According to Nonnie, the experiment brought both of them closer to Jesus Christ and to each other.
Speaking of his decision to turn the experiment into a book, Brian said, “It seemed like a message that people needed to hear. If I can do something to help people understand that it is within their power to change the dynamic and not rely on the other person, that could be a message that could potentially have an impact on the world.”
Leslie Graff: Standing up for families
Graff displayed a series of paintings at the conference depicting women engaged in domestic work.
The distinguishing characteristic of the “Domestic Series” is that the female figure in each painting is depicted from the shoulders down, dressed in a skirt and high heels — both of which raise a lot of questions, Graff said.

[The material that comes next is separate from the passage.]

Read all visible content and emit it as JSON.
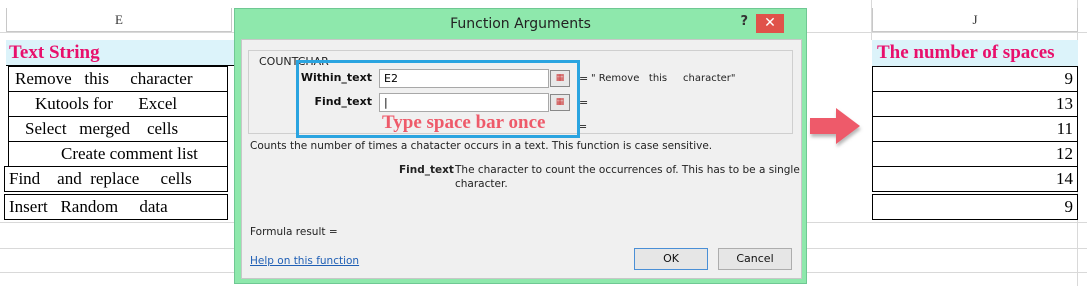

“We often fail to use art for what it can be,” she said. “Art can be very powerful in terms of sending a message or making us feel things. When we create art, the viewer brings his or her own background and experiences to the piece and has a unique experience with (it) that is different from anyone else.”
Graff, who received a master’s degree in marriage and human development from BYU, said she intended to raise questions with these paintings. She hopes to cause people to reevaluate the actions and the roles we do that define who we are and that define what family is and what family does.
“For me it’s about not being afraid to stand up for what we believe about families and not being afraid to be vocal about what we believe about families,” she said.
Scott and Angelle Anderson: Using the Atonement
To conclude the conference, the Andersons discussed how the Atonement of Jesus Christ can literally make our family relationships “at-one” with each other and with the Lord.
“(Christ’s) desire is to be one with us, not just to help us overcome weakness, or sin, or mistakes,” Scott Anderson said. “His at-one-ment can transform our relationships and can make a difference.”
Angelle Anderson explained how the pattern the Lord uses to manage his church and his family here on earth can be used to organize our families, “that we may become closer, more connected, more one.”
Just as wards and stakes delegate callings or assignments to church members, the Andersons found success giving callings to their seven children. They believe President Gordon B. Hinckley’s instruction that every newly baptized member of the LDS Church needs a friend, a calling, and nourishment from the good word of God, applies to our children as well.
“We need each other,” Angelle said. “Sisters, husbands, sons, daughters; we need parents, brothers, grandparents. We are woven together in a tapestry of love, tears, frustration and joy.”
Scott reminded attendees that the Savior’s Atonement is to help forgive just as much as it is to help be forgiven.
“Don’t look at the Atonement in the past tense,” he concluded. “It is not something he did for us; it is something he is doing actively right now. At-one-ment is real this very hour.”